General description: Data mining and big data approaches are changing the ways in which we create knowledge, access information and preserve our cultural heritage. At the intersection of the Humanities and Computational Technologies, this panel aims to advance in a still new and very innovative research path in translation studies (the study of translation history in a big data age) and explore both theoretical and methodological questions as well as case studies dealing with big translation history. In that respect, the convenors of this panel define big translation history as a translation history that can be analyzed computationally within a big amount of data and propose to address the following approaches and subtopics:

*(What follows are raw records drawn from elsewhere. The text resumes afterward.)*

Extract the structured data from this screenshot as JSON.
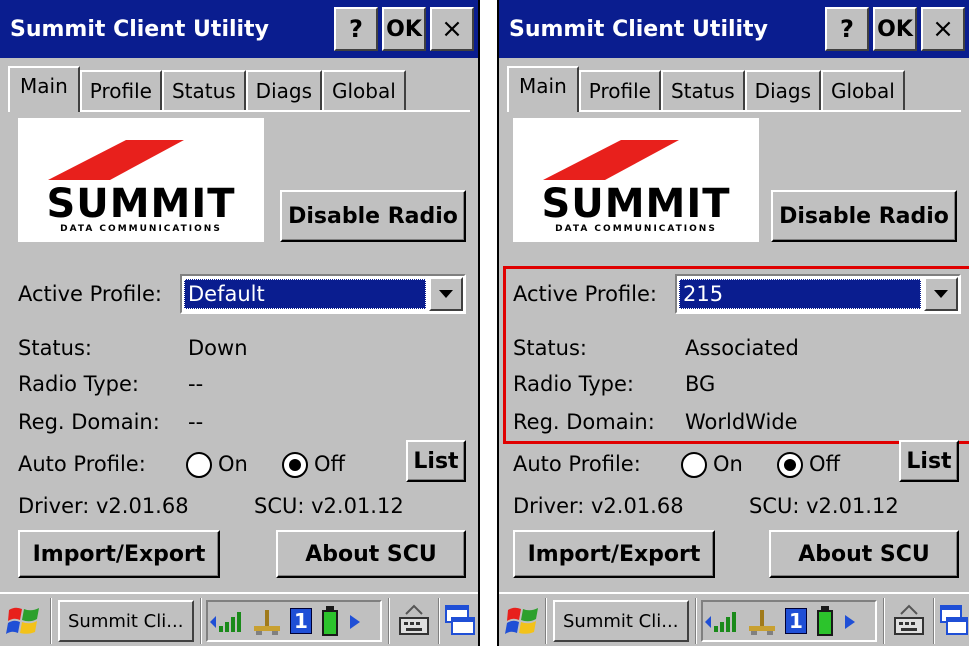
{
  "screens": [
    {
      "title": "Summit Client Utility",
      "title_buttons": {
        "help": "?",
        "ok": "OK",
        "close": "×"
      },
      "tabs": [
        "Main",
        "Profile",
        "Status",
        "Diags",
        "Global"
      ],
      "logo": {
        "word": "SUMMIT",
        "sub": "DATA COMMUNICATIONS"
      },
      "disable_radio": "Disable Radio",
      "active_profile_label": "Active Profile:",
      "active_profile_value": "Default",
      "status_label": "Status:",
      "status_value": "Down",
      "radio_type_label": "Radio Type:",
      "radio_type_value": "--",
      "reg_domain_label": "Reg. Domain:",
      "reg_domain_value": "--",
      "auto_profile_label": "Auto Profile:",
      "radio_on": "On",
      "radio_off": "Off",
      "auto_profile_selected": "Off",
      "list_button": "List",
      "driver": "Driver:  v2.01.68",
      "scu": "SCU: v2.01.12",
      "import_export": "Import/Export",
      "about": "About SCU",
      "taskbar": {
        "task": "Summit Cli...",
        "tray_number": "1"
      }
    },
    {
      "title": "Summit Client Utility",
      "title_buttons": {
        "help": "?",
        "ok": "OK",
        "close": "×"
      },
      "tabs": [
        "Main",
        "Profile",
        "Status",
        "Diags",
        "Global"
      ],
      "logo": {
        "word": "SUMMIT",
        "sub": "DATA COMMUNICATIONS"
      },
      "disable_radio": "Disable Radio",
      "active_profile_label": "Active Profile:",
      "active_profile_value": "215",
      "status_label": "Status:",
      "status_value": "Associated",
      "radio_type_label": "Radio Type:",
      "radio_type_value": "BG",
      "reg_domain_label": "Reg. Domain:",
      "reg_domain_value": "WorldWide",
      "auto_profile_label": "Auto Profile:",
      "radio_on": "On",
      "radio_off": "Off",
      "auto_profile_selected": "Off",
      "list_button": "List",
      "driver": "Driver:  v2.01.68",
      "scu": "SCU: v2.01.12",
      "import_export": "Import/Export",
      "about": "About SCU",
      "taskbar": {
        "task": "Summit Cli...",
        "tray_number": "1"
      }
    }
  ],
  "colors": {
    "titlebar": "#0a1d8f",
    "face": "#c0c0c0",
    "logo_red": "#e8201c",
    "highlight": "#e00000"
  }
}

Methodologies for the analysis of translation history at a large scale: Is it possible to formulate a specific methodology for the study of foreign literatures and translations within a transnational and big data aproach? Can we contribute with new tools and a defined theoretical and methodological framework to the study of big translation history?
Methodological challenges for the collection, analysis and visualization of data and metadata on and from a significant number of scattered translations in a vast corpus of books or periodicals.
The qualitative and quantitative relationship in the analysis of big translation history: What possibilities does quantitative analysis open for the study of big translation history and the circulation of literatures and the agents involved in it (translators, publishers, etc.) worldwide? Is it possible to elaborate methods of quantitative analysis of large and heterogeneous corpora so as to overcome the challenges posed by these type of approaches? Is it possible to develop techniques for a qualitative study that put micro-textual analysis (close reading) into play, without neglecting the macrotextual (distant reading)?
Case studies in their relationship with big translation history and the world of publishing or the circulation of translations and the agents involved from different times and geographical spaces.
Panel at the International Conference on Narrative. International Society for the Study of Narrative (ISSN).
Universidad de Navarra, Pamplona, May 30-June 1, 2019.
Organised by Marta Puxan-Oliva and Neus Rotger.
Seminar at the American Comparative Literature Association (ACLA) Annual Meeting
Georgetown University, Washington, USA, March 7-10, 2019.
Organised by Neus Rotger and Marta Puxan-Oliva.
13-14 September 2018, Universitat Oberta de Catalunya, Barcelona
Organised by Laura Fólica (GlobaLS / MapModern, UOC), Diana Roig Sanz (GlobaLS / MapModern, UOC), Stefania Caristia (Centre de recherche en littérature comparée, Université Paris Sorbonne), Gabriella Gavagnin (MapModern, Universitat de Barcelona).